A unique aspect of the IIHF World Junior Championship is that the best
players from teams across Canada come together in a new environment to
compete on the international stage.
But for Sebastian Cossa, Dylan Guenther, Kaiden Guhle and Jake Neighbours,
this won’t be the first time that they’ll take the ice as teammates. This
isn’t even their first time playing together at Rogers Place.
The four members of Canada’s National Junior Team all play their junior
hockey with the Edmonton Oil Kings of the Western Hockey League (WHL), who
call the World Juniors venue home (along with the NHL’s Edmonton Oilers).
While this may be the first time playing on an NHL rink for many players,
it’s just another day at the office for these Oil Kings.
“I think it’s kind of a full-circle moment,” says Neighbours. “I grew up in
Airdrie, but I got a lot of family in Edmonton and played a lot of hockey
in Edmonton growing up. Then being with the Oil Kings, I’ve spent the last
four seasons in Edmonton… I think it’s pretty special that [the World
Juniors] is going to be in Alberta.”
With Edmonton a five-hour drive from Cossa’s hometown of Fort McMurray,
Alta., he says it couldn’t have worked out better.
“It’s a pretty familiar building for us,” the goaltender says. “Before our
last game with the Oil Kings, I took a second to look around. There’s maybe
4,000 or 5,000 people there and it’s still pretty empty. But you know, just
thinking [about the fans] the next time I was going to be in here… it was
Not only did the quartet get a home-ice advantage when they earned their
Team Canada roster spots, they also put their names in the record books.
It’s just the fifth time four members of the same team have played together
at the World Juniors, after the Medicine Hat Tigers (1988), Kamloops
Blazers (1996), Windsor Spitfires (2010) and Niagara IceDogs (2012).
“The four of us have each other to lean on and I think that’s really
important,” Neighbours says. “It’s definitely a different type of
relationship with those three… it’s just a completely different aspect when
you play with a guy on your club hockey team.”
“Those three guys really have your back, so I think it helps a lot,” Cossa
With only three players returning, the World Juniors will be a new
experience for most of Team Canada. Returnees are key, and the Oil Kings
quartet has one of them – Guhle, the Team Canada captain who notched two
goals and an assist in seven games last year.
While he’s a Team Canada veteran, Guhle is an Oil Kings rookie – he was
traded to the Oil Kings by the Prince Albert Raiders on Dec. 1, the same
day the selection camp roster was announced.
“I think he’s been a good leader,” Cossa says of what he’s gleaned from the
blue-liner so far. “He’s a guy you can talk to about even the small things
like dress code or in practices, what they did last year.”
“Me, Guenther and Cossa, we’re kind of rookies I guess to the World Juniors
tournament, but having a best friend like Guhle who's been through it is
obviously very helpful,” Neighbours says.
Guhle, who was captain of the Raiders before the trade to Edmonton, is not

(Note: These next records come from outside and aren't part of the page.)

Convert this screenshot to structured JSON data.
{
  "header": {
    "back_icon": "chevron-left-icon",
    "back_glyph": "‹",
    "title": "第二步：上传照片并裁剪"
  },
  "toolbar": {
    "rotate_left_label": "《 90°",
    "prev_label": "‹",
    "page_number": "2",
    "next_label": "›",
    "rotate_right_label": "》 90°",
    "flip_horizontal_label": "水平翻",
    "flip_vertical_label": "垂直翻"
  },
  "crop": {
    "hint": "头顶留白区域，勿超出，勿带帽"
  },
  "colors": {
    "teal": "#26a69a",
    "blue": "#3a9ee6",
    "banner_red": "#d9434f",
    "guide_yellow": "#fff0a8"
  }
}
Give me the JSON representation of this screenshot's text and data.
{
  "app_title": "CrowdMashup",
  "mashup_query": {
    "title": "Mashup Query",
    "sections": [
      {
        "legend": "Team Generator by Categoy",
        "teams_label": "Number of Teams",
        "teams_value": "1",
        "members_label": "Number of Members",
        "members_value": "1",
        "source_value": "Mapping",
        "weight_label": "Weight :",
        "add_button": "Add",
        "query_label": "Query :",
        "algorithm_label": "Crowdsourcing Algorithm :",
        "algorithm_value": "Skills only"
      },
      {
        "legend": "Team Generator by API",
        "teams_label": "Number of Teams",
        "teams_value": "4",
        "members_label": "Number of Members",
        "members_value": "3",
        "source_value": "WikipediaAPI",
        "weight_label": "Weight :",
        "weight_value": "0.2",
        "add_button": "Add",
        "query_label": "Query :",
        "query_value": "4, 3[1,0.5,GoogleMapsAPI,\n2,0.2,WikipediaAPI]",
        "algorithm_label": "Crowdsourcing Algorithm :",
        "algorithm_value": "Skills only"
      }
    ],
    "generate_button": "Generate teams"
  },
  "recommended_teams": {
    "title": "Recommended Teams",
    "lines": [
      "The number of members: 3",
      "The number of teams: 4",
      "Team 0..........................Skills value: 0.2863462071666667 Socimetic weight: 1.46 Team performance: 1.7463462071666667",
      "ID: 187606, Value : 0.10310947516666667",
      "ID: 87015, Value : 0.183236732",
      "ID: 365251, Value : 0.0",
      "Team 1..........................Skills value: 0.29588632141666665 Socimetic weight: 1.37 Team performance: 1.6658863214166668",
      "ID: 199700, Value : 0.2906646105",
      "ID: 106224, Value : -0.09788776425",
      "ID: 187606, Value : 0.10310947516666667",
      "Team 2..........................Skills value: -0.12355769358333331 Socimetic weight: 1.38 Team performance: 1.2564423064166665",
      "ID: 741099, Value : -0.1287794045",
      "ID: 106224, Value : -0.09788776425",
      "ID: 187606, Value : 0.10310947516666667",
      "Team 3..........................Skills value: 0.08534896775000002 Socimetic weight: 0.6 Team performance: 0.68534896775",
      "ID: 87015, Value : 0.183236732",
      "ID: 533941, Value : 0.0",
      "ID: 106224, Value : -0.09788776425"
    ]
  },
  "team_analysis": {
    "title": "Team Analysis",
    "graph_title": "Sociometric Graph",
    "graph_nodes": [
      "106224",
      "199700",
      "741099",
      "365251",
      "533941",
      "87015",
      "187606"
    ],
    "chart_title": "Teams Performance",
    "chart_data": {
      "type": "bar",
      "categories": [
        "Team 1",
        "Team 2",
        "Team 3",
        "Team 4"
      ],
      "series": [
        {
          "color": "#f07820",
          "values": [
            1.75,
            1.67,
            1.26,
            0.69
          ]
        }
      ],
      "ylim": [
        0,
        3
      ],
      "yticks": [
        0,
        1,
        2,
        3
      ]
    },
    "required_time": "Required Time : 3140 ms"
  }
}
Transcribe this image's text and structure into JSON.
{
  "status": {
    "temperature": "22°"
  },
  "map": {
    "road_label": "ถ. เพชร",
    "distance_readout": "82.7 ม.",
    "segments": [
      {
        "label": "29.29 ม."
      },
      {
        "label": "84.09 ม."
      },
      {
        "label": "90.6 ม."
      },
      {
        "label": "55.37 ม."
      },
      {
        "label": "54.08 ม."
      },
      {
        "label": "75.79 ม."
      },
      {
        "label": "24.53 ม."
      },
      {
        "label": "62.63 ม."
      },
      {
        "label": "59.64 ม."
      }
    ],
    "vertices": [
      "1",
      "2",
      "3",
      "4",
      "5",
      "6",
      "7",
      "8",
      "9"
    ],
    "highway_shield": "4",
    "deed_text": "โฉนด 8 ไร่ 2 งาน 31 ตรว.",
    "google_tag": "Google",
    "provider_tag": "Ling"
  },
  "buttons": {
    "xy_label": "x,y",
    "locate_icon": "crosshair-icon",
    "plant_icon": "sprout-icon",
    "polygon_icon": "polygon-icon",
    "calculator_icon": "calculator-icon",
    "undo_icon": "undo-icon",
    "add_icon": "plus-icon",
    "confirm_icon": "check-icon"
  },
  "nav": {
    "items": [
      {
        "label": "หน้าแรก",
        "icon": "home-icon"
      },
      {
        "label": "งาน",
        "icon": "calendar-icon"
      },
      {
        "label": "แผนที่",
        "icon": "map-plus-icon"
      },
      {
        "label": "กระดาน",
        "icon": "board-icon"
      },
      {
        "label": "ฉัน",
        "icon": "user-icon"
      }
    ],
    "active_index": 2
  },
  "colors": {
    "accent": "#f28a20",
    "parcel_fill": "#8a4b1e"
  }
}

the only Oil King with experience wearing the ‘C’. Neighbours serves as
captain of the Oil Kings, which he says is a “huge honour” for him. The
19-year-old will also sport a letter on his jersey during the World Juniors
as an alternate captain alongside Cole Perfetti.
“I’m pretty familiar with most of the faces here, so it makes it easier for
me to try and use my voice and lead by example,” he says. “I just try to
bring that leadership, that comfortability for guys to come talk or someone
who can kind of joke around with when you come to these types of events.”
As the tournament approaches, Cossa and Neighbours are looking forward to
donning the Maple Leaf on their chests, but they are also happy to compete
for gold in a familiar atmosphere.
“It can be a lot of pressure and a lot of different feelings playing for a
different team,” Neighbours says. “I think for the four of us, just having
that comfortability of walking out that same hallway that we do our job at
every single day throughout the season is going to be kind of comforting.
Hopefully it gives a sense of home and kind of relaxes our nerves a little
At the end of the day, all four players are grateful to have familiar faces
by their sides as they embark on this special journey with Team Canada.
“[It’s] the memories that we’re going to make here,” Cossa says. “Even when
we go back to our junior club… [the] four of us will have built an even
better bond and friendship here.”
“If you can muster up the strength and win the gold medal, you build
relationships that never die,” Neighbours adds. “That's something I can do
with three of my friends that I call my best friends already and with guys
who you don't get to see as much throughout the year, but definitely create
a bond that'll last forever.”